“We were not even running at 100 percent—we were running at about 80 percent of what that boat can do—and we were still battling for the lead right from the start,” said Maldonado, a veteran offshore racer who throttled the boat with Langheim, its owner, behind the wheel. “I have never raced with Reese before and I haven’t raced all year. But we were very competitive until one of our powerheads came loose and we started popping out of gear. Eventually, we broke a drive shaft.
“We finished the race running 58 to 61 mph on one engine,” he added. “I had no idea the boat could do that. And I was impressed with Reese’s performance and that he’s fearless—he actually is.”

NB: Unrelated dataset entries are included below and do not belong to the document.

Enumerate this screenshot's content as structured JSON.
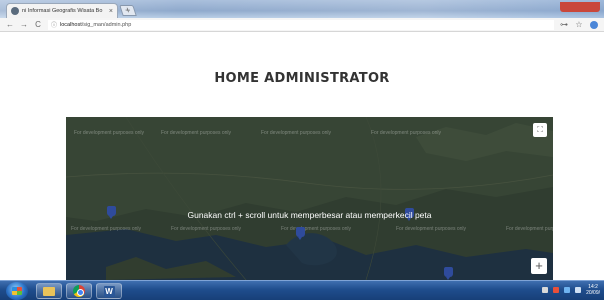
{
  "browser": {
    "tab_title": "ni Informasi Geografis Wisata Bo",
    "tab_close": "×",
    "new_tab": "+",
    "url_host": "localhost",
    "url_path": "/sig_man/admin.php",
    "back_icon": "←",
    "forward_icon": "→",
    "reload_icon": "C",
    "info_icon": "ⓘ",
    "bookmark_icon": "☆",
    "key_icon": "⊶"
  },
  "page": {
    "heading": "HOME ADMINISTRATOR"
  },
  "map": {
    "overlay_message": "Gunakan ctrl + scroll untuk memperbesar atau memperkecil peta",
    "watermark_text": "For development purposes only",
    "fullscreen_icon": "⛶",
    "zoom_in_label": "+",
    "marker_color": "#2f4b9c"
  },
  "taskbar": {
    "word_label": "W",
    "clock_time": "14:2",
    "clock_date": "20/09/"
  }
}
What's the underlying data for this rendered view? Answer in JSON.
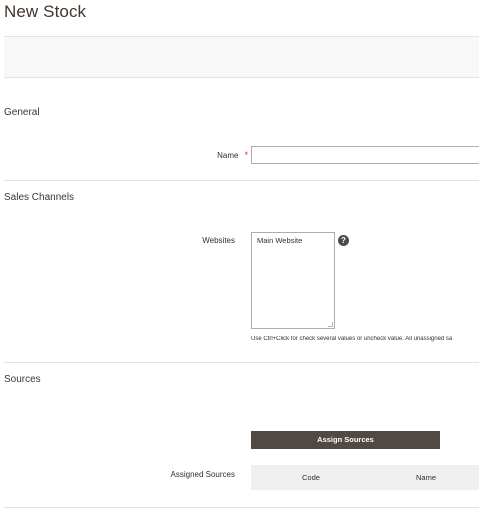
{
  "page": {
    "title": "New Stock"
  },
  "general": {
    "title": "General",
    "name_label": "Name",
    "required_mark": "*",
    "name_value": ""
  },
  "sales_channels": {
    "title": "Sales Channels",
    "websites_label": "Websites",
    "websites_options": [
      "Main Website"
    ],
    "help_icon": "question-circle-icon",
    "help_glyph": "?",
    "note": "Use Ctrl+Click for check several values or uncheck value. All unassigned sa"
  },
  "sources": {
    "title": "Sources",
    "assign_button": "Assign Sources",
    "assigned_label": "Assigned Sources",
    "columns": [
      "Code",
      "Name"
    ]
  },
  "colors": {
    "button_bg": "#514943",
    "required": "#e22626",
    "grid_header_bg": "#efefef"
  }
}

Maldonado said that he and Langheim need to work on turn-exit speeds, but beyond that they meshed well in the cockpit. In addition to competing in Roar Offshore in Fort Myers Beach, Fla., the final event of the six-race American Power Boat Association Offshore Championship Series produced by the Offshore Powerboat Association and Powerboat P1, the team will run at the final Race World Offshore event in Key West, Fla., in early November and (one week later) the OPA World Championships in Englewood Beach, Fla.
For the Fort Myers Beach event, that means six Victory Team-built catamarans will be on the course as Gary Ballough also will campaign his 32-footer in the Super Stock class and the Victory team will have two boats of its own competing in Class One against Miss GEICO and 222 Offshore—both of which run 41-foot Victory-built cats—and Lucas Oil/SilverHook.
But offshore racing is just part of the team’s growing U.S. presence. Since announcing its entrance into the sport catamaran market during the 2019 Miami International Boat Show in February, Victory has sold four 34-footers and one 27-footer to stateside customers. While Maldonado said he would like to have seen a few more orders this year, he also understands that the sport cat market is extremely competitive and that in-roads, especially for an overseas builder new to the pleasure-boat arena, take time.
“It is a slow process and, of course, we would like more orders,” he said. “But every boat finished has been sold. There is nothing sitting at Victory waiting for a buyer. And we have a lot of deals started and in progress.”